[Stored records]
━━━

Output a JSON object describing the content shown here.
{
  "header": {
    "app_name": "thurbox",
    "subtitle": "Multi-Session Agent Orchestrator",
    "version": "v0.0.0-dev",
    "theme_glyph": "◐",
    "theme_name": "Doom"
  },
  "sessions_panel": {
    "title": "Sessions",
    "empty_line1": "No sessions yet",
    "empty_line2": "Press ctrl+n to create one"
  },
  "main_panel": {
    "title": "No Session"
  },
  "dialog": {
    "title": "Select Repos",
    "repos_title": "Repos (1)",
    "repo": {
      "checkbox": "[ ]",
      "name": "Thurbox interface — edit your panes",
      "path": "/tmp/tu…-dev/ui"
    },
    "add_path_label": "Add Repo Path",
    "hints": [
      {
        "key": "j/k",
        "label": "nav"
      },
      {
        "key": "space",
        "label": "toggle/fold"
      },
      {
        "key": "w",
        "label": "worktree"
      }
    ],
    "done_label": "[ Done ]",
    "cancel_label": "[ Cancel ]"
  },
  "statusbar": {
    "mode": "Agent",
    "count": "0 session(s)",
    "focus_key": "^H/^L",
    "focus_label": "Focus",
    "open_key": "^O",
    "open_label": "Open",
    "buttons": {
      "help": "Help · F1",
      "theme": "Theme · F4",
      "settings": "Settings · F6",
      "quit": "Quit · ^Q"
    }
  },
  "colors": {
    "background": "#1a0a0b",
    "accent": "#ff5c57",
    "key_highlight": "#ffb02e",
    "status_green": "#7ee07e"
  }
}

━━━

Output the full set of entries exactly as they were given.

● EXERCISE RESPONSE:
Output a JSON object describing the content shown here.
{
  "header": {
    "app_name": "thurbox",
    "subtitle": "Multi-Session Agent Orchestrator",
    "version": "v0.0.0-dev",
    "theme_glyph": "◐",
    "theme_name": "Doom"
  },
  "sessions_panel": {
    "title": "Sessions",
    "empty_line1": "No sessions yet",
    "empty_line2": "Press ctrl+n to create one"
  },
  "main_panel": {
    "title": "No Session"
  },
  "dialog": {
    "title": "Select Repos",
    "repos_title": "Repos (1)",
    "repo": {
      "checkbox": "[ ]",
      "name": "Thurbox interface — edit your panes",
      "path": "/tmp/tu…-dev/ui"
    },
    "add_path_label": "Add Repo Path",
    "hints": [
      {
        "key": "j/k",
        "label": "nav"
      },
      {
        "key": "space",
        "label": "toggle/fold"
      },
      {
        "key": "w",
        "label": "worktree"
      }
    ],
    "done_label": "[ Done ]",
    "cancel_label": "[ Cancel ]"
  },
  "statusbar": {
    "mode": "Agent",
    "count": "0 session(s)",
    "focus_key": "^H/^L",
    "focus_label": "Focus",
    "open_key": "^O",
    "open_label": "Open",
    "buttons": {
      "help": "Help · F1",
      "theme": "Theme · F4",
      "settings": "Settings · F6",
      "quit": "Quit · ^Q"
    }
  },
  "colors": {
    "background": "#1a0a0b",
    "accent": "#ff5c57",
    "key_highlight": "#ffb02e",
    "status_green": "#7ee07e"
  }
}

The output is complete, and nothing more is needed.